“Owning a business is in many ways a form of liberation. How do I break away from being paid what they want to pay me? Said Tim Lampkin, managing director of Higher Purpose, a Mississippi nonprofit business development group.
Among the poorest states in the country and with a large black population, Mississippi has seen its business start-ups more than double in 2020 from the average since 2006, and again so far in 2021, according to data from the census, one of the largest increases in the country.
Kenesha Lewis of Greenville, Mississippi used to make edible fruit arrangements in her spare time away from home, but during the pandemic demand increased for these and also for the smoothies she and her husband had started offering. . In November 2020, ahead of the vaccines and in the midst of a new wave of national coronavirus infections, she quit her job as a bank lending specialist to focus on the business.
Kay’s Kute Fruit now has a storefront in downtown Greenville and has hired 11 people.
“The pandemic for some people got the most out of it. We got married during the pandemic. Our product actually played during the pandemic, ”because of the combination of healthy food and delivery, said Jason Lewis, who retained his job as assistant manager at local Lowe’s. “It wasn’t easy but at the same time it really made us fight a little harder.”
ALL ABOUT ADAPTATION
In North Carolina, Assistant Secretary of State William Toole said that when monthly business returns began to rise in 2020, “the assumption was that these were desperate returns from people who lost their job and didn’t know what else to do. Mom and Pops. Squeaking. I was wrong on all points.
Follow-up surveys conducted to understand the trend found only a small number, around 12%, of respondents who said they had lost their jobs, while 85% said they had identified an opportunity, many in areas like trucking. or maritime transport which saw soaring demand because of the health crisis.
“Maybe that explains why you don’t see people rushing to become waiters and housekeepers,” he said, linking the increase in company records to the current record number of job vacancies. .
Asheville business owners have said the pandemic, for them, is about adaptation – in the case of Health Officer Allison, seizing the opportunity to start a new business around telehealth; for Karvir navigating the confines of the pandemic to reorganize the staffing, cleaning and other protocols of his new hotel to match the available workers.

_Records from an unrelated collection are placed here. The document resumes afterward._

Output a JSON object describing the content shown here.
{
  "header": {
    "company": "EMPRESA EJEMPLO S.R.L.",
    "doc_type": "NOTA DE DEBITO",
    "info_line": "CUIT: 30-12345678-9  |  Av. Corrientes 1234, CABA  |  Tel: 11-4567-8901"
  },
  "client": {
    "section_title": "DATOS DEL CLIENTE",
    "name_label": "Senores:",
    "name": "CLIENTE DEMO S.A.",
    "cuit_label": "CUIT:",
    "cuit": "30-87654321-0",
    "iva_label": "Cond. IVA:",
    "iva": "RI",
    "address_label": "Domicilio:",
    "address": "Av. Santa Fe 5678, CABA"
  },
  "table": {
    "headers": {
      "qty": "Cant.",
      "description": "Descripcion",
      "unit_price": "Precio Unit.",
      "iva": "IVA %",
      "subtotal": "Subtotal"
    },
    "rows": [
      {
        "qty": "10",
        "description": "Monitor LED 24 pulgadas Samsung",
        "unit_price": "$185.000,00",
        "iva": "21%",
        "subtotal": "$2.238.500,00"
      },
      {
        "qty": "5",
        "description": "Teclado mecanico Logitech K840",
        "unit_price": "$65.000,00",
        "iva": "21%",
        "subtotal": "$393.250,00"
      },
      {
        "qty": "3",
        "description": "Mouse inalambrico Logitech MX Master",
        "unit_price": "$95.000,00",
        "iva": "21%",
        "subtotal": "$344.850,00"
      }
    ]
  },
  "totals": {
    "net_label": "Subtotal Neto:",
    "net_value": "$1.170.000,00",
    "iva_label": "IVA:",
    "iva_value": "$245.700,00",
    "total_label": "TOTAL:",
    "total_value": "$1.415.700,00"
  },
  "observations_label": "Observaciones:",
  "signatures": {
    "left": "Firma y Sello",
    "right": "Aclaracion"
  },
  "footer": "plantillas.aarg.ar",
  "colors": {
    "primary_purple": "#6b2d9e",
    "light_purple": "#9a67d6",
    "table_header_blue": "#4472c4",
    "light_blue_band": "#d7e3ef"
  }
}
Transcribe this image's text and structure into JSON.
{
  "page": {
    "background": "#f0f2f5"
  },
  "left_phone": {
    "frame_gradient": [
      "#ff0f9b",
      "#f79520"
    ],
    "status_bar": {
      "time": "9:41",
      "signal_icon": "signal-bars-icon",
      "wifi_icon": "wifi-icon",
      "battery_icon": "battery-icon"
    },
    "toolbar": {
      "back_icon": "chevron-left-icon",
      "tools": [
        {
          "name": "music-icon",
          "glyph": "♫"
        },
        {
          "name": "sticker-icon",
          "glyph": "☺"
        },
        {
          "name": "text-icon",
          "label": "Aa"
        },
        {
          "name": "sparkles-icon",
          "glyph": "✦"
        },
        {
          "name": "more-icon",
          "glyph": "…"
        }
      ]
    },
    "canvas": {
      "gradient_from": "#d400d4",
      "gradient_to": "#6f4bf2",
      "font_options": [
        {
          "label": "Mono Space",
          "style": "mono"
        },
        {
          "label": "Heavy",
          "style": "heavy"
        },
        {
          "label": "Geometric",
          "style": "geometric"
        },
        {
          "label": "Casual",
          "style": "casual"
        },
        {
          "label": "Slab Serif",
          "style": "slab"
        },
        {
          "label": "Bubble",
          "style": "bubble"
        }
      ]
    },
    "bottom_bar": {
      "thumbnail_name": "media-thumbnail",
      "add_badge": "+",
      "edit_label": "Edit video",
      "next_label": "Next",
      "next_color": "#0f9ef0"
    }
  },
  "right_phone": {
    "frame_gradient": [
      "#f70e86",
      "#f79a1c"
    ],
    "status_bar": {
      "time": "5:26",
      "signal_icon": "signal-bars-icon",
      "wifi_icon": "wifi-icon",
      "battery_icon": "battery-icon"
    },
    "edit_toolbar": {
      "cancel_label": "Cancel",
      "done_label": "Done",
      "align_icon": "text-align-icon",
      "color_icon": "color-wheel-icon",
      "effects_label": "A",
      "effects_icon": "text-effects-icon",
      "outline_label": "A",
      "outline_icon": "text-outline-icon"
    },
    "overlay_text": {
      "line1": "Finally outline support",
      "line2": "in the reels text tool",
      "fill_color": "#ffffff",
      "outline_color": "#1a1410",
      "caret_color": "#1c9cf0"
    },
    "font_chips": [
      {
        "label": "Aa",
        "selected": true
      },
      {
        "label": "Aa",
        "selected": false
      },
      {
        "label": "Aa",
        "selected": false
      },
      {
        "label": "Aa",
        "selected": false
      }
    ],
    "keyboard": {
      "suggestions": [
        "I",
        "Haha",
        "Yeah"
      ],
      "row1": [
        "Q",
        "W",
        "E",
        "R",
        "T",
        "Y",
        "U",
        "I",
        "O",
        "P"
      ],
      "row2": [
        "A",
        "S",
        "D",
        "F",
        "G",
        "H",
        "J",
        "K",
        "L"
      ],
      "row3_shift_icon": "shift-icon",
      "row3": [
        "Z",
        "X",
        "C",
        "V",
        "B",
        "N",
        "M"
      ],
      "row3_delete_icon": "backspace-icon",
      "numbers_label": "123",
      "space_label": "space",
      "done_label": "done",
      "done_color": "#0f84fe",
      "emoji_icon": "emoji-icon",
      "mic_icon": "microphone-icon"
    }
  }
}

Longtime Asheville restaurateur Scheffer was developing his Jettie Rae’s Oyster House when the pandemic struck and said despite the slump in restaurant sales “it didn’t make sense to stop. It made more sense to understand how you open up in the midst of COVID? “
This led to a new paved patio, outdoor heaters, a rain tent, flattened staff who had waiters, hosts, foodrunners and others swapping chores – and what is now a crowd reserved for reservations.

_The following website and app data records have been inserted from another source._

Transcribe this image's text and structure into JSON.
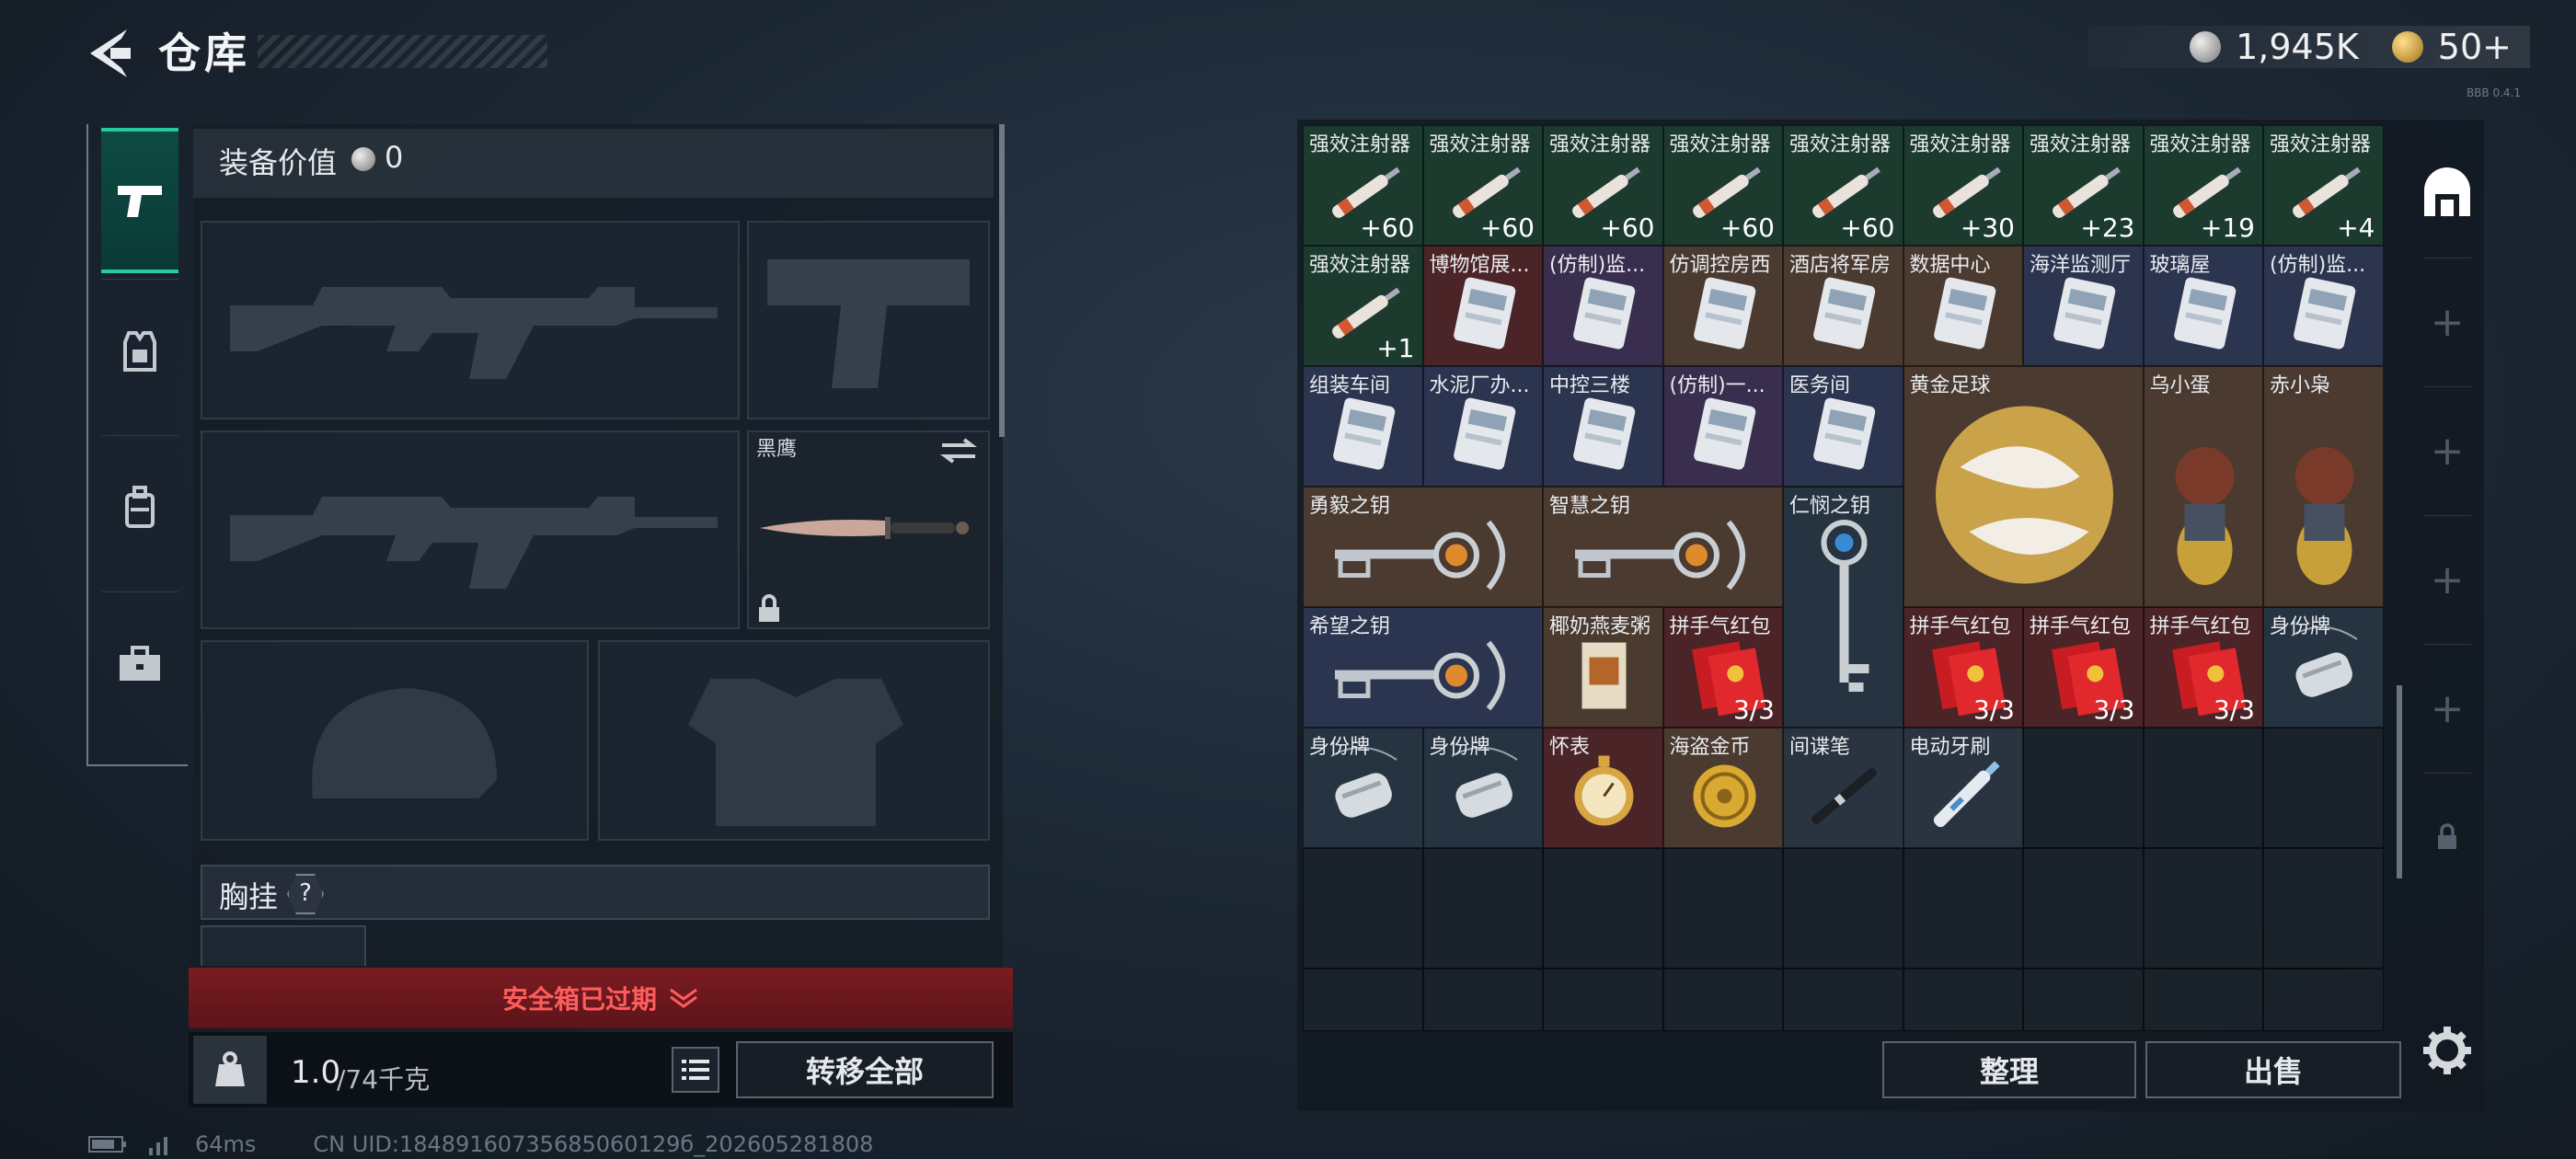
{
  "header": {
    "title": "仓库",
    "currency": [
      {
        "icon": "silver-coin-icon",
        "value": "1,945K"
      },
      {
        "icon": "gold-coin-icon",
        "value": "50+"
      }
    ],
    "tiny_tag": "BBB 0.4.1"
  },
  "side_nav": [
    {
      "icon": "pistol-icon",
      "active": true
    },
    {
      "icon": "armor-icon",
      "active": false
    },
    {
      "icon": "backpack-icon",
      "active": false
    },
    {
      "icon": "briefcase-icon",
      "active": false
    }
  ],
  "equipment": {
    "label": "装备价值",
    "value": "0",
    "knife_name": "黑鹰",
    "chest_label": "胸挂",
    "chest_help": "?",
    "safebox_text": "安全箱已过期",
    "weight_value": "1.0",
    "weight_unit": "/74千克",
    "transfer_label": "转移全部"
  },
  "status": {
    "ping": "64ms",
    "uid": "CN UID:18489160735685060129б_202605281808"
  },
  "storage": {
    "items": [
      {
        "name": "强效注射器",
        "count": "+60",
        "color": "green",
        "art": "syringe"
      },
      {
        "name": "强效注射器",
        "count": "+60",
        "color": "green",
        "art": "syringe"
      },
      {
        "name": "强效注射器",
        "count": "+60",
        "color": "green",
        "art": "syringe"
      },
      {
        "name": "强效注射器",
        "count": "+60",
        "color": "green",
        "art": "syringe"
      },
      {
        "name": "强效注射器",
        "count": "+60",
        "color": "green",
        "art": "syringe"
      },
      {
        "name": "强效注射器",
        "count": "+30",
        "color": "green",
        "art": "syringe"
      },
      {
        "name": "强效注射器",
        "count": "+23",
        "color": "green",
        "art": "syringe"
      },
      {
        "name": "强效注射器",
        "count": "+19",
        "color": "green",
        "art": "syringe"
      },
      {
        "name": "强效注射器",
        "count": "+4",
        "color": "green",
        "art": "syringe"
      },
      {
        "name": "强效注射器",
        "count": "+1",
        "color": "green",
        "art": "syringe"
      },
      {
        "name": "博物馆展...",
        "count": "",
        "color": "red",
        "art": "card"
      },
      {
        "name": "(仿制)监...",
        "count": "",
        "color": "purple",
        "art": "card"
      },
      {
        "name": "仿调控房西",
        "count": "",
        "color": "brown",
        "art": "card"
      },
      {
        "name": "酒店将军房",
        "count": "",
        "color": "brown",
        "art": "card"
      },
      {
        "name": "数据中心",
        "count": "",
        "color": "brown",
        "art": "card"
      },
      {
        "name": "海洋监测厅",
        "count": "",
        "color": "blue",
        "art": "card"
      },
      {
        "name": "玻璃屋",
        "count": "",
        "color": "blue",
        "art": "card"
      },
      {
        "name": "(仿制)监...",
        "count": "",
        "color": "blue",
        "art": "card"
      },
      {
        "name": "组装车间",
        "count": "",
        "color": "blue",
        "art": "card"
      },
      {
        "name": "水泥厂办...",
        "count": "",
        "color": "blue",
        "art": "card"
      },
      {
        "name": "中控三楼",
        "count": "",
        "color": "blue",
        "art": "card"
      },
      {
        "name": "(仿制)一...",
        "count": "",
        "color": "purple",
        "art": "card"
      },
      {
        "name": "医务间",
        "count": "",
        "color": "blue",
        "art": "card"
      },
      {
        "name": "黄金足球",
        "count": "",
        "color": "brown",
        "art": "ball"
      },
      {
        "name": "乌小蛋",
        "count": "",
        "color": "brown",
        "art": "figure"
      },
      {
        "name": "赤小枭",
        "count": "",
        "color": "brown",
        "art": "figure"
      },
      {
        "name": "勇毅之钥",
        "count": "",
        "color": "brown",
        "art": "key"
      },
      {
        "name": "智慧之钥",
        "count": "",
        "color": "brown",
        "art": "key"
      },
      {
        "name": "仁悯之钥",
        "count": "",
        "color": "steel",
        "art": "vkey"
      },
      {
        "name": "希望之钥",
        "count": "",
        "color": "blue",
        "art": "key"
      },
      {
        "name": "椰奶燕麦粥",
        "count": "",
        "color": "brown",
        "art": "pack"
      },
      {
        "name": "拼手气红包",
        "count": "3/3",
        "color": "red",
        "art": "envelope"
      },
      {
        "name": "拼手气红包",
        "count": "3/3",
        "color": "red",
        "art": "envelope"
      },
      {
        "name": "拼手气红包",
        "count": "3/3",
        "color": "red",
        "art": "envelope"
      },
      {
        "name": "拼手气红包",
        "count": "3/3",
        "color": "red",
        "art": "envelope"
      },
      {
        "name": "身份牌",
        "count": "",
        "color": "steel",
        "art": "tag"
      },
      {
        "name": "身份牌",
        "count": "",
        "color": "steel",
        "art": "tag"
      },
      {
        "name": "身份牌",
        "count": "",
        "color": "steel",
        "art": "tag"
      },
      {
        "name": "怀表",
        "count": "",
        "color": "red",
        "art": "watch"
      },
      {
        "name": "海盗金币",
        "count": "",
        "color": "brown",
        "art": "coin"
      },
      {
        "name": "间谍笔",
        "count": "",
        "color": "gray",
        "art": "pen"
      },
      {
        "name": "电动牙刷",
        "count": "",
        "color": "gray",
        "art": "brush"
      }
    ],
    "sort_label": "整理",
    "sell_label": "出售"
  },
  "right_tabs": [
    {
      "icon": "storage-icon",
      "label": ""
    },
    {
      "icon": "add-icon",
      "label": "+"
    },
    {
      "icon": "add-icon",
      "label": "+"
    },
    {
      "icon": "add-icon",
      "label": "+"
    },
    {
      "icon": "add-icon",
      "label": "+"
    },
    {
      "icon": "lock-icon",
      "label": ""
    }
  ]
}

“We literally wake up in the morning and adapt to the news,” Scheffer said as the pandemic unfolds.
Source: Reuters (Reporting by Howard Schneider; Editing by Andrea Ricci)